One of the constants of Burning Man is the presence of art cars—vehicles spiffed up in some way beyond the norm. Many are large enough to fit a DJ, sound system, and dance floor to accommodate all the folks who run up and hop on. Most that I saw were giant animals of some sort—dragons, insects, dinosaurs, snails, chickens, and cats that meow.
My favorite was Duane Flatmo’s “El Pulpo Mecanico,” a steampunk octopus that shoots flames from its tentacles:
Here’s a video of "El Pulpo Mecanico":
“El Pulpo Mecanico” by Duane Flatmo. Video by MarkDayComedy.
The Final Rite of Passage
Nobody can deny that jets of fire are really cool, but good art usually goes beyond being merely awesome, and makes us think. Peter Hudson’s masterpiece, “Charon,” did that for a lot of people.
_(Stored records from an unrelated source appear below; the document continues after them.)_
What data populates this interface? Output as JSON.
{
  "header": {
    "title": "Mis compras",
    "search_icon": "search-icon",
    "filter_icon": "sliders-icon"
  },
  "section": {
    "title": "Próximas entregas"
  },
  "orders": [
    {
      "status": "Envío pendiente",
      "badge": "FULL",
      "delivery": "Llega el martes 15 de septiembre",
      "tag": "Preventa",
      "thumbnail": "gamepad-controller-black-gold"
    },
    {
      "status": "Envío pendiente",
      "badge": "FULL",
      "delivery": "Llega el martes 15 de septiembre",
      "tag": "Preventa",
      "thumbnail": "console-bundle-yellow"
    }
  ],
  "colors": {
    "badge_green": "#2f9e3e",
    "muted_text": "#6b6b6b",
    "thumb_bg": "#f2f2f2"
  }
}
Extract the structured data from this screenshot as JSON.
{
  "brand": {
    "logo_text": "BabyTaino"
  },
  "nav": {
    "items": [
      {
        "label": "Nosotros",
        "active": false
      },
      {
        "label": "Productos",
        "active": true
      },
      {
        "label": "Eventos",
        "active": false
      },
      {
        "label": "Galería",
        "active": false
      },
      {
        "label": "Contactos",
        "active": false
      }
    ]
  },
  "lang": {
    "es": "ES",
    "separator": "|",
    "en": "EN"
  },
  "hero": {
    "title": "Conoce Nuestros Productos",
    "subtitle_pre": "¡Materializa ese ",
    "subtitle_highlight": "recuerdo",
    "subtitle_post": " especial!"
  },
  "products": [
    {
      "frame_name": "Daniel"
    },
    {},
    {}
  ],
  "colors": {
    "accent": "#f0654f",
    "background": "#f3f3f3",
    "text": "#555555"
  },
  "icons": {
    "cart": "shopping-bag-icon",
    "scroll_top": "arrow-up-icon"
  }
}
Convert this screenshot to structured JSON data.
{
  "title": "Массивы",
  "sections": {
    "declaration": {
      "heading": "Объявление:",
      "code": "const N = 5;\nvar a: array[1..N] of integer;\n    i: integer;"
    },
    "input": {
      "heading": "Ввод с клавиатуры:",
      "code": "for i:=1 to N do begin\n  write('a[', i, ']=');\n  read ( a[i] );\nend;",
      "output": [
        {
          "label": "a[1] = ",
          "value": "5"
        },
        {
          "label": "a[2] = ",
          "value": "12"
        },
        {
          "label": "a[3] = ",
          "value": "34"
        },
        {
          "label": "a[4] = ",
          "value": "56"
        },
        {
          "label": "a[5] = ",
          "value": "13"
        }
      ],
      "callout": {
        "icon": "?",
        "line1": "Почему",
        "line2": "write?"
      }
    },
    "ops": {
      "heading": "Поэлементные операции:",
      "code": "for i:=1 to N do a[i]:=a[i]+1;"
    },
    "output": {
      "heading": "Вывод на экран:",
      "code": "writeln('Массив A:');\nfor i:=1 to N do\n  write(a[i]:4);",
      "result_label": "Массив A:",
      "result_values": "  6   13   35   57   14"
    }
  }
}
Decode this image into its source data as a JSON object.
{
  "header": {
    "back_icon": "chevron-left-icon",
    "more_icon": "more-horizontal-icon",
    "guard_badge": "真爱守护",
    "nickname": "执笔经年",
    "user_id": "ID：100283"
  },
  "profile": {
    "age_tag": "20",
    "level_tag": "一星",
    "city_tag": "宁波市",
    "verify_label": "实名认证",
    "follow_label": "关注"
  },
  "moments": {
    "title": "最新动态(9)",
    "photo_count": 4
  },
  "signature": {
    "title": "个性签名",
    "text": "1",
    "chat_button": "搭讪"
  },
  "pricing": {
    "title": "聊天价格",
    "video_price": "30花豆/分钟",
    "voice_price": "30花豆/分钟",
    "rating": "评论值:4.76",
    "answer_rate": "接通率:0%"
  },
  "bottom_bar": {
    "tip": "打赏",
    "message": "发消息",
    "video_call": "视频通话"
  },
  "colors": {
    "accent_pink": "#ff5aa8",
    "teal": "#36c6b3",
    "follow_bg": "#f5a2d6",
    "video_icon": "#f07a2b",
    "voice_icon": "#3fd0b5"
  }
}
A 30-foot wooden wheel features life-size skeleton representations of the boatman Charon, who in Greek mythology ferried souls from the land of the living to that of the dead. Audience members tug back and forth on giant ropes to get the wheel spinning, and once it hits a certain speed, a strobe light turns on. Suddenly, the blur of skeletons in different poses becomes a succession of moving rowers. Oohs and aaahs are heard as minds are blown. It’s hard to convey the effect on video, but this one does a decent job:
“Charon” by Peter Hudson. Video by cannatari.
The artist is using the principles of stroboscopic motion, making a kind of zoetrope, which was a motion toy that came before motion pictures. This was the best art I experienced at Burning Man, and not just because it made use of the kind of motion eye candy I really dig. It also required its audience to work in order for it to do its thing, and then it encouraged them to think about the inevitability of death, and what we can do with our time on Earth.
Maybe at some point, pieces like this will find their way to a museum, where we expect art to be. But it’s worth seeking out in other environments, as a reminder that our relationship to art can be more than just as audience members, and we can make creativity a part of our daily lives.
If you’d like to learn more, there are tons of photos and videos online, as well as plenty of detailed information in this giant Burning Man Art Guide (PDF file).
Photos credit: Chris Gray (rienchien)
Chris Gray is an Extra Help Librarian. He still is not a fan of the desert heat, but you know, at least it’s a dry heat.